- _GIVEN DATA_

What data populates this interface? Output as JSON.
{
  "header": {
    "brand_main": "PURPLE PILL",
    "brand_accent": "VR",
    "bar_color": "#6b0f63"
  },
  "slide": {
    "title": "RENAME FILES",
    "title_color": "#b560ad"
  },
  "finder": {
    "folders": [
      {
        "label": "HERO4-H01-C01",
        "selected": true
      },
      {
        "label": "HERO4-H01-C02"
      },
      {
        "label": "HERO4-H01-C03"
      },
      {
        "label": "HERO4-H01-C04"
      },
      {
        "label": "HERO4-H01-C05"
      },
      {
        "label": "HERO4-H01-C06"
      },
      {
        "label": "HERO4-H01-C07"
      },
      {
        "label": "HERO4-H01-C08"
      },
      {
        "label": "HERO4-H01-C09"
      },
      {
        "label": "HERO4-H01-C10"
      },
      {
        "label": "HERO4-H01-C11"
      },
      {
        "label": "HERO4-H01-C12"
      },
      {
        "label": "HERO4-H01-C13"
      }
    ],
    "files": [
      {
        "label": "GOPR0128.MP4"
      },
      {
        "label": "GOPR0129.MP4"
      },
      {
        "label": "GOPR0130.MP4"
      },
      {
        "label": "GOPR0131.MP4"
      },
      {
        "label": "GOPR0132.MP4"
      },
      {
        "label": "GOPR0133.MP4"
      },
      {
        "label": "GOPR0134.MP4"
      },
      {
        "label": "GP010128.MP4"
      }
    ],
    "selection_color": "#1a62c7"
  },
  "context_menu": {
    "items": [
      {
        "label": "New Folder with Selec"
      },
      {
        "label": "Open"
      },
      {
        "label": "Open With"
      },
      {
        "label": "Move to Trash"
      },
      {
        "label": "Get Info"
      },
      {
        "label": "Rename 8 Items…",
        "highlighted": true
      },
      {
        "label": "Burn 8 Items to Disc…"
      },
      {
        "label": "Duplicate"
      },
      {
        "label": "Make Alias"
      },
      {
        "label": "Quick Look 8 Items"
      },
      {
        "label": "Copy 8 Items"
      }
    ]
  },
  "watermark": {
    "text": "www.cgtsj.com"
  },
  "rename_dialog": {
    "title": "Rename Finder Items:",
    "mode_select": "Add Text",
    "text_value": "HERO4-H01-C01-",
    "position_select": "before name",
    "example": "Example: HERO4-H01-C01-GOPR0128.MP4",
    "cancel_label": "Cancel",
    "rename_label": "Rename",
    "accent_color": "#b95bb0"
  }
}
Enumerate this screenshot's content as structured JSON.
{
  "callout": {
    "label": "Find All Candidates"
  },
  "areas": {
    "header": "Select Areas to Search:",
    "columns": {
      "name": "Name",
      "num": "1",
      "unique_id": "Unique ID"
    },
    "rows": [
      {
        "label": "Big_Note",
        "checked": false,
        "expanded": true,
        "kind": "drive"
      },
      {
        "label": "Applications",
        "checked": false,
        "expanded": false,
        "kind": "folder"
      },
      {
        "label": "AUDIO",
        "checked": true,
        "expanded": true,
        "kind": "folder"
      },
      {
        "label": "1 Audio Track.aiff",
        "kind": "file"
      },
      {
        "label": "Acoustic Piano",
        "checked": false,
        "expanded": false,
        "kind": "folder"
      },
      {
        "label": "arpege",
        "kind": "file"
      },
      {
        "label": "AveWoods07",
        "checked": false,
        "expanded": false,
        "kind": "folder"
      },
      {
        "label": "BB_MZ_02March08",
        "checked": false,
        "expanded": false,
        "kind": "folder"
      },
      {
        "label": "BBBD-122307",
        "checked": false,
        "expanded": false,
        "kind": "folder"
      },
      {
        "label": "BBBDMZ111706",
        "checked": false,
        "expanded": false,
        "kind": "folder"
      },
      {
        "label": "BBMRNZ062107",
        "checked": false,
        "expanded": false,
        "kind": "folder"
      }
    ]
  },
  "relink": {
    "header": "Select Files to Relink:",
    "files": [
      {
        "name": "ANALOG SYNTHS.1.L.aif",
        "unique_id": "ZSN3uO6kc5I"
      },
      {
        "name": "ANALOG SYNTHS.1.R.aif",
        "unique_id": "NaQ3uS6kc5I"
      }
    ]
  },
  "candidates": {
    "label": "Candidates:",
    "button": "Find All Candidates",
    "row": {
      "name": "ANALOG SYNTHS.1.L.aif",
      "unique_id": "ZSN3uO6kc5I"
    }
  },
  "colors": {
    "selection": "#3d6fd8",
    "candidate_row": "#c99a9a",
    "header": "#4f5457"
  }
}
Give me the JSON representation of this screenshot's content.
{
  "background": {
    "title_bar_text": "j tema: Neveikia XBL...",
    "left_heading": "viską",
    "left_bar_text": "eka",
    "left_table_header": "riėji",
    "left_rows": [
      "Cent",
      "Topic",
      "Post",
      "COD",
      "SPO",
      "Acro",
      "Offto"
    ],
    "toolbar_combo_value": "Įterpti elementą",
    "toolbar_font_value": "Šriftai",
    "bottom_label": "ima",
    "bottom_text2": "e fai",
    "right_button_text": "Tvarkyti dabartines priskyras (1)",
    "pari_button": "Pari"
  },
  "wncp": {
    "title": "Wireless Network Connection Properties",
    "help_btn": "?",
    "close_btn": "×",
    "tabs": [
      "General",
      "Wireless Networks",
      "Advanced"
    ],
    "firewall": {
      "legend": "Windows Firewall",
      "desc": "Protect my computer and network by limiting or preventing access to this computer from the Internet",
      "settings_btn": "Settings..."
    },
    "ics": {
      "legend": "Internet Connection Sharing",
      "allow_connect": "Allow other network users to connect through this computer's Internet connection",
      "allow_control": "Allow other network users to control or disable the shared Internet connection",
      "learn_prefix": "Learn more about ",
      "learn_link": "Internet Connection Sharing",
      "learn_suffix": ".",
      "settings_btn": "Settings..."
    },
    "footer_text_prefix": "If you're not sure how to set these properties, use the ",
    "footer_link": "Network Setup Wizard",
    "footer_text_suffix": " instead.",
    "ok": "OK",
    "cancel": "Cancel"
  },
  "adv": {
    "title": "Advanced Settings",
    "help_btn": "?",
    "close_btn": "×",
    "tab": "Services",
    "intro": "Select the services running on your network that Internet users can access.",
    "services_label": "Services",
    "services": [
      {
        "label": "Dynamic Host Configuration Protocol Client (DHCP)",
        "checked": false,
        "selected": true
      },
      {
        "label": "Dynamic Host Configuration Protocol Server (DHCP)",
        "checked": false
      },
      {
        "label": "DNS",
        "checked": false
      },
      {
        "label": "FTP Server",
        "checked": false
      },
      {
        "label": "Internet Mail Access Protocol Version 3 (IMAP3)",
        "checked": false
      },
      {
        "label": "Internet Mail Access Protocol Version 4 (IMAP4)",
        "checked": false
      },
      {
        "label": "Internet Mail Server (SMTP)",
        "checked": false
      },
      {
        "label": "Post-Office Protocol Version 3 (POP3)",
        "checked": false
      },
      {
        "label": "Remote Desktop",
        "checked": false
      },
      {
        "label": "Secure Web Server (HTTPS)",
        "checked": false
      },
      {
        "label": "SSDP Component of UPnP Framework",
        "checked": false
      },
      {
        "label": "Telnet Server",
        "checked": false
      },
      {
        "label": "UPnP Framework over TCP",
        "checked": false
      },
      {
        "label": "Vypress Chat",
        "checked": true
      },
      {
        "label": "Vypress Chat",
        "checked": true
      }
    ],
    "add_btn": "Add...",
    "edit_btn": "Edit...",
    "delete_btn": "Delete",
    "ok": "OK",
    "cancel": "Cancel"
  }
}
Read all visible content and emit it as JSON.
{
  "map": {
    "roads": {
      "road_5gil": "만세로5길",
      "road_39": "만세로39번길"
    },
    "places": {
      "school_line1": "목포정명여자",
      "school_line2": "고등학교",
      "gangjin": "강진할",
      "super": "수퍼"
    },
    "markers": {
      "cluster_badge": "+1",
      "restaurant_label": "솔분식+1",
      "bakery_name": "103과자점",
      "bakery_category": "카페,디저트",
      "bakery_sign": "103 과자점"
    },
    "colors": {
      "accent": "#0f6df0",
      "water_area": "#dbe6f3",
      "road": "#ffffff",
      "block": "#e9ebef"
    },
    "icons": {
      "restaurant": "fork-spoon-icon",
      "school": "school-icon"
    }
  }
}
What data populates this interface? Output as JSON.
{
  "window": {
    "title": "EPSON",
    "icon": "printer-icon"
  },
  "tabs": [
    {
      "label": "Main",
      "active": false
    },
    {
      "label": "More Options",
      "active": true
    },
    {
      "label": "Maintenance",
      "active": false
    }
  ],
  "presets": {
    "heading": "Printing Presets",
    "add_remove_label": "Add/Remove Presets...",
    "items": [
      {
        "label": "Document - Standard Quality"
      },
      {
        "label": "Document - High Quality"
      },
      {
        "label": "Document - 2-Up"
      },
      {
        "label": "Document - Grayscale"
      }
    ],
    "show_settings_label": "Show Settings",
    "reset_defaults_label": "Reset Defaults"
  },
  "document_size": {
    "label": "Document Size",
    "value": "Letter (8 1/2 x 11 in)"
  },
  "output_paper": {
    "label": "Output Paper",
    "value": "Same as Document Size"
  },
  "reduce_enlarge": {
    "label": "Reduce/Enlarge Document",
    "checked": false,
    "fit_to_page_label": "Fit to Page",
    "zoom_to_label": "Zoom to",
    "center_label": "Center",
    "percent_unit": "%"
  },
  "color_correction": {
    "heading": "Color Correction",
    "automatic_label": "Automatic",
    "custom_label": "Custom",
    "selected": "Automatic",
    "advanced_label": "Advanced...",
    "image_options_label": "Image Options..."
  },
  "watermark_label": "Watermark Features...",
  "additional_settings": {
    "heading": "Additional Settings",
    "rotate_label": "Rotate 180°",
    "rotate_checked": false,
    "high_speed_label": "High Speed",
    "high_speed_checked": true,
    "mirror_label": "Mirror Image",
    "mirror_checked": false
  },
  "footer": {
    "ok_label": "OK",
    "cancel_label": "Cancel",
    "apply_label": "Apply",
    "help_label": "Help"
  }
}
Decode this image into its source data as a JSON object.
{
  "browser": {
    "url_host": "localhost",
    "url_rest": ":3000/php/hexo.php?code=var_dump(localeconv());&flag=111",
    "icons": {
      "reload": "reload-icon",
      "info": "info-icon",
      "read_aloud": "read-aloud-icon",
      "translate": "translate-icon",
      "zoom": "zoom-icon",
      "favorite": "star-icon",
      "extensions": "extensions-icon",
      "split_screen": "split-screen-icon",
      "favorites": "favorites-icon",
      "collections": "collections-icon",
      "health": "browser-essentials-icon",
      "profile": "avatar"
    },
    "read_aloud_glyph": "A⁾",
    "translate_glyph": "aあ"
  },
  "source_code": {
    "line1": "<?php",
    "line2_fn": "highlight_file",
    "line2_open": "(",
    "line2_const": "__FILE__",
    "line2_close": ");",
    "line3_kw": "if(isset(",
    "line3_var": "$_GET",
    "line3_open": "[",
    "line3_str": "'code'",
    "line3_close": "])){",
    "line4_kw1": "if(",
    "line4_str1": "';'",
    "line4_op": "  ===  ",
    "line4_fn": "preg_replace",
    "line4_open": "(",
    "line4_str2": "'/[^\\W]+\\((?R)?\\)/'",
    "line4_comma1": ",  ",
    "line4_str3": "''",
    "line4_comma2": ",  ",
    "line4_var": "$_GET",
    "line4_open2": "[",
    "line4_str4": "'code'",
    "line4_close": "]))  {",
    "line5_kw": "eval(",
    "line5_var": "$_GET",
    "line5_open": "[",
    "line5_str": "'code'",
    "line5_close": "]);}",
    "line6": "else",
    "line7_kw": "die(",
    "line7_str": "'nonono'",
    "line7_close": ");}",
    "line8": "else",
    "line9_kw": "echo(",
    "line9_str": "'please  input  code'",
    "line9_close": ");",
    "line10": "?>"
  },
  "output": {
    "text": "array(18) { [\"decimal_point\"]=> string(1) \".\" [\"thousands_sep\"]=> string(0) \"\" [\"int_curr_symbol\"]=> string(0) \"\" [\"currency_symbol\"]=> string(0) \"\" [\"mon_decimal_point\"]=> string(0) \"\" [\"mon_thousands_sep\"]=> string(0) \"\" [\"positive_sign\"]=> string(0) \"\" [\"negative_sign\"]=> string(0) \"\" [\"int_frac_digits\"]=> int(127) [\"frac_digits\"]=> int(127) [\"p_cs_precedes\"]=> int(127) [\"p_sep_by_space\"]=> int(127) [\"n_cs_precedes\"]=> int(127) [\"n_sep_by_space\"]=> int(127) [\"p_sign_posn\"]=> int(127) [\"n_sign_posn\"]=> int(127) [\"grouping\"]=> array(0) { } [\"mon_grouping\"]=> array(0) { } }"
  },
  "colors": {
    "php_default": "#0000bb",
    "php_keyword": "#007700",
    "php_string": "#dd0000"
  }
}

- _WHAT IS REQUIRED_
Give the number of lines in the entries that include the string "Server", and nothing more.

- _EXPECTED ANSWER_
5